Florida Interactive Entertainment Academy (FIEA), UCF’s graduate video game development program, has announced plans to open a 5,000-square-foot digital media workspace to assist startup companies. The new FIEA Ventures program will initially be available to academy alumni and will be housed at UCF’s Center for Emerging Media in downtown Orlando. Nearby, Canvs, a 17,000-square-foot coworking space opens in August.


Kissimmee has lassoed the National Rodeo Finals in what officials hope will be a bullish move on the economy. The Professional Rodeo Cowboy’s Association will bring its championship to the Silver Spurs Arena each March for 10 years. Osceola County will  pay approximately $1 million to host the event, which is expected to draw about 30,000 over five days. Kissimmee steered the rodeo away from Las Vegas.


Duke Energy has completed the evaluation of the Deltona Commerce Park through the company’s Site Readiness Program. The 263-acre Deltona Commerce Park is the second Florida site in the readiness program, which helps advance prime sites for development opportunities.

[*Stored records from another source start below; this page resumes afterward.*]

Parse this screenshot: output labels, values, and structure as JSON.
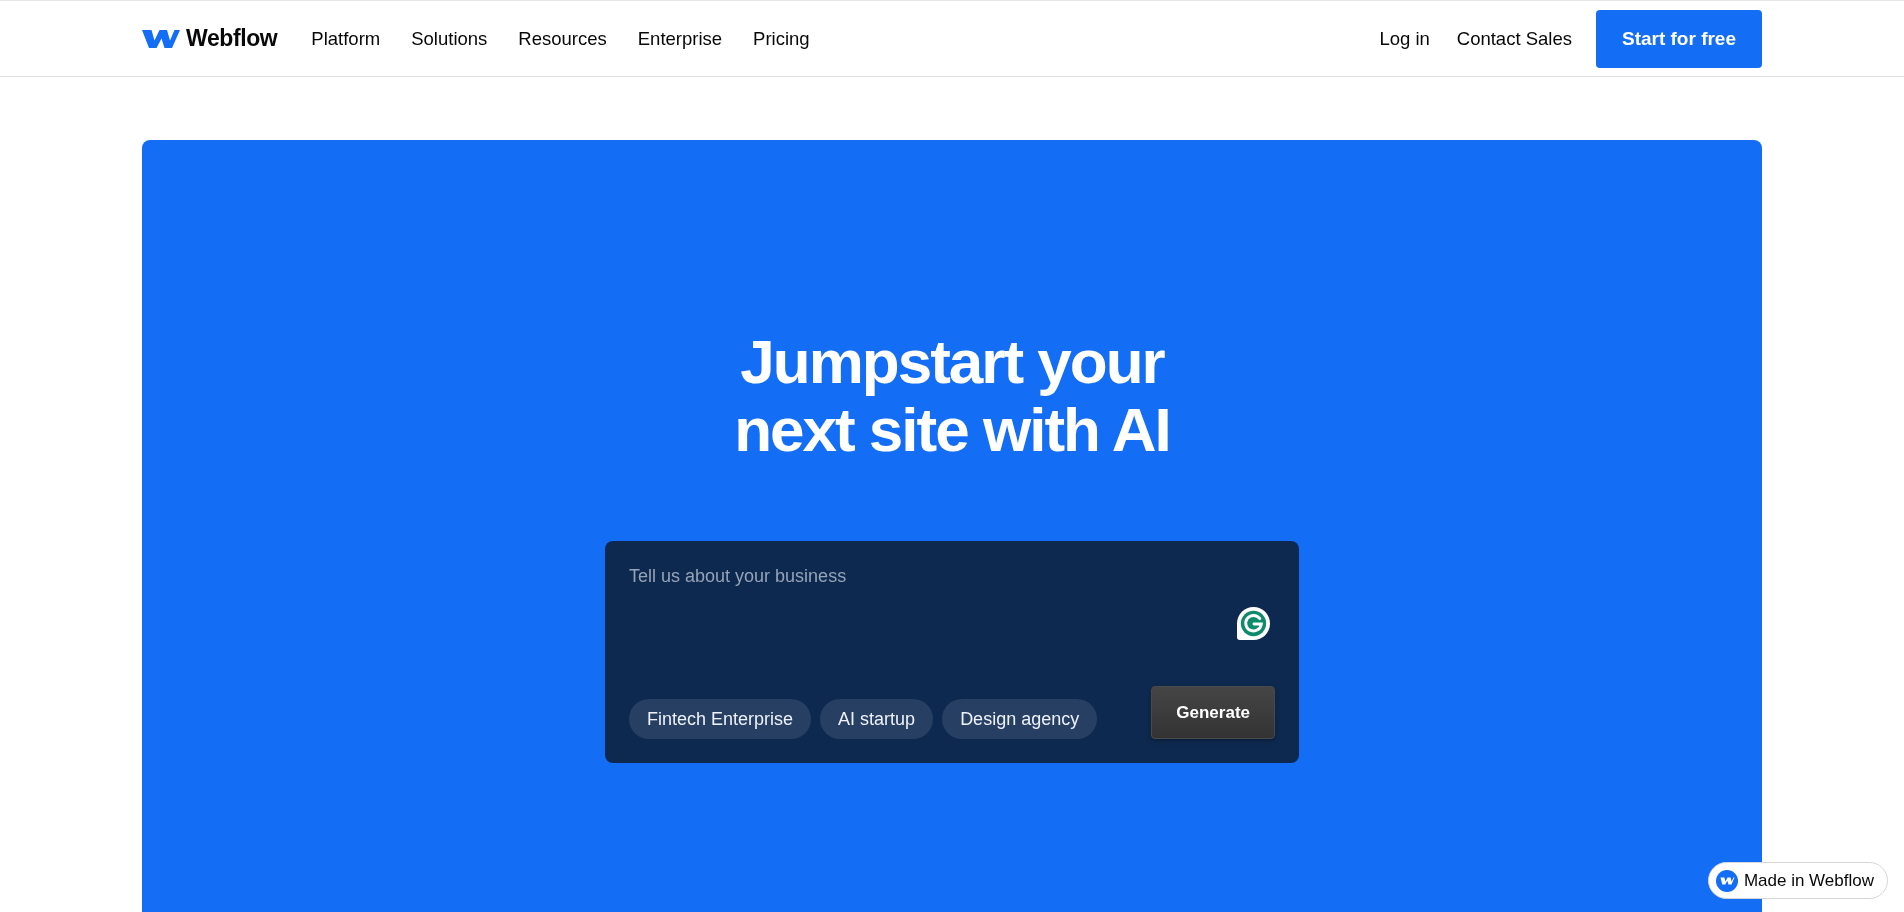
{
  "nav": {
    "logo_text": "Webflow",
    "menu": [
      {
        "label": "Platform"
      },
      {
        "label": "Solutions"
      },
      {
        "label": "Resources"
      },
      {
        "label": "Enterprise"
      },
      {
        "label": "Pricing"
      }
    ],
    "actions": [
      {
        "kind": "link",
        "label": "Log in"
      },
      {
        "kind": "link",
        "label": "Contact Sales"
      },
      {
        "kind": "button",
        "label": "Start for free"
      }
    ]
  },
  "hero": {
    "title_lines": [
      "Jumpstart your",
      "next site with AI"
    ],
    "prompt": {
      "placeholder": "Tell us about your business",
      "suggestions": [
        {
          "label": "Fintech Enterprise"
        },
        {
          "label": "AI startup"
        },
        {
          "label": "Design agency"
        }
      ],
      "submit_label": "Generate"
    }
  },
  "badge": {
    "label": "Made in Webflow"
  }
}
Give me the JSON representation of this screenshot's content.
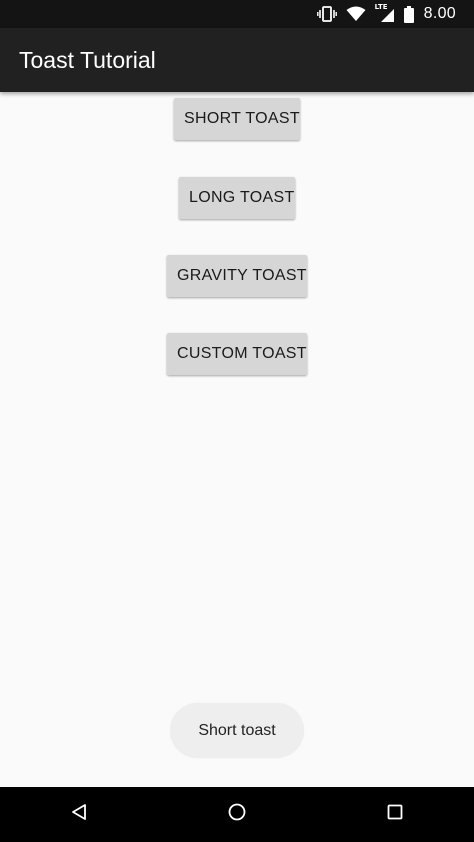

Duke Energy joined with Team Volusia EDC to arrange for McCallum Sweeney Consulting, a nationally recognized site selection consultant, to conduct an initial site assessment. HRP Associates completed another study and conceptual plan.

This article was printed as “ETC.”